CONTEXT: Panel in the frame of the symposium "More or Less Density", Academy of Architecture, Mendrisio, October 30, 2020
Recent discussions around energy transition and climate adaptation have led to a rethinking of the role of energy systems in densely populated environments. Various ideas have emerged on the non-arbitrary relationship between energy infrastructure and settlement structure, and thus between energy and density. In future, dense settlement structures may enable the production of renewable energy, through solar gain, self-sufficient architecture, micro-grids, district systems, or entire ecosystem services. The concentration of the entire cycle of production, distribution, exchange and consumption of energy within a dense area can save energy through the bundling of infrastructures. Low-density areas, on the other hand, may be more resilient in terms of biodiversity and in response to climate change. We shall address the interrelatedness of architecture, infrastructure and landscape by discussing how the notion of “energy landscape” conceptually integrates technological systems, natural forces and the built fabric (energy infrastructure and energy commons).
Moderator: Sascha Roesler
Contributors: Carola Hein (urban scholar, TU Delft); Dominic Boyer (anthropologist, Rice University); Fanny Lopez (architectural historian, Paris); Milica Topalovic (architect, ETH Zurich)

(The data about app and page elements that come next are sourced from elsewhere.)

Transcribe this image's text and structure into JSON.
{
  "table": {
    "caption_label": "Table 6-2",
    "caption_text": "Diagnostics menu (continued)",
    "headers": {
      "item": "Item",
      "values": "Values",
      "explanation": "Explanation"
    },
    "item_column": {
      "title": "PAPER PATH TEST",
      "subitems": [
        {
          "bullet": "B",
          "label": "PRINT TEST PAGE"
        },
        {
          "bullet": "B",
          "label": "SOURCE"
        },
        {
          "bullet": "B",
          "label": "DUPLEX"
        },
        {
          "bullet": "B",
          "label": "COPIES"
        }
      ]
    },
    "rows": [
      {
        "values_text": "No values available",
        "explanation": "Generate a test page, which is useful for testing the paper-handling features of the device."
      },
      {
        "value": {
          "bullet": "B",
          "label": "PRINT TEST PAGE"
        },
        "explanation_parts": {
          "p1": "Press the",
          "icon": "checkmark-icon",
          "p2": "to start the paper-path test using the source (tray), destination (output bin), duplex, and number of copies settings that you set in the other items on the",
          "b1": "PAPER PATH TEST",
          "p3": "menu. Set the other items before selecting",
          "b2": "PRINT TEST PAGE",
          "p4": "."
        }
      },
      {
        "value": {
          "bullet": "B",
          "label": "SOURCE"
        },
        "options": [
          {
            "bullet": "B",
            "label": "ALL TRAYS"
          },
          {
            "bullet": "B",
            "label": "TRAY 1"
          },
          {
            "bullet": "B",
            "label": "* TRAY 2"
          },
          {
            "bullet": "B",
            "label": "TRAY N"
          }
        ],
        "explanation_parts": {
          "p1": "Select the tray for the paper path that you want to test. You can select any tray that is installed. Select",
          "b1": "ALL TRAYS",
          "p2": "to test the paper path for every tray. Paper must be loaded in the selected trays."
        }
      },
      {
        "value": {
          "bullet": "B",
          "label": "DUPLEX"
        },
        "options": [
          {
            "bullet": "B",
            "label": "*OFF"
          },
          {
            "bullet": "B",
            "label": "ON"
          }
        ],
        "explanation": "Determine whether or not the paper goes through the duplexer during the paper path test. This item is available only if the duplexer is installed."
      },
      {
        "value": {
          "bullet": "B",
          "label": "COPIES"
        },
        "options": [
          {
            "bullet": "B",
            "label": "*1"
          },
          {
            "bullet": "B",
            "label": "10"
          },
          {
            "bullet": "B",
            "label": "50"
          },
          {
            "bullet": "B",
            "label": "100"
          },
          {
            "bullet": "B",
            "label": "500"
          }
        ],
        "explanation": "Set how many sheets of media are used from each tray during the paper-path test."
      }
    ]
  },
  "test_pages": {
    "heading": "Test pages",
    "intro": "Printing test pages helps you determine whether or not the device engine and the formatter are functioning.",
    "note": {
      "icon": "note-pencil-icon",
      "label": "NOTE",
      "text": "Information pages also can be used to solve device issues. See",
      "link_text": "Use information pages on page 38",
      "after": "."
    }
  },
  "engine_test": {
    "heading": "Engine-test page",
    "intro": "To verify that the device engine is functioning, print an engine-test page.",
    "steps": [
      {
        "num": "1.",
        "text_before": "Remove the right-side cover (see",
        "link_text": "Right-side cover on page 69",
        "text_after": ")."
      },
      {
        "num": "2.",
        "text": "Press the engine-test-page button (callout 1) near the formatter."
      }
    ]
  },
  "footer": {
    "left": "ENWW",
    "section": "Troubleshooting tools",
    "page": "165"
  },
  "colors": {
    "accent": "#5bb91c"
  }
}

Respondent: Kim Förster (architectural theorist, University of Manchester)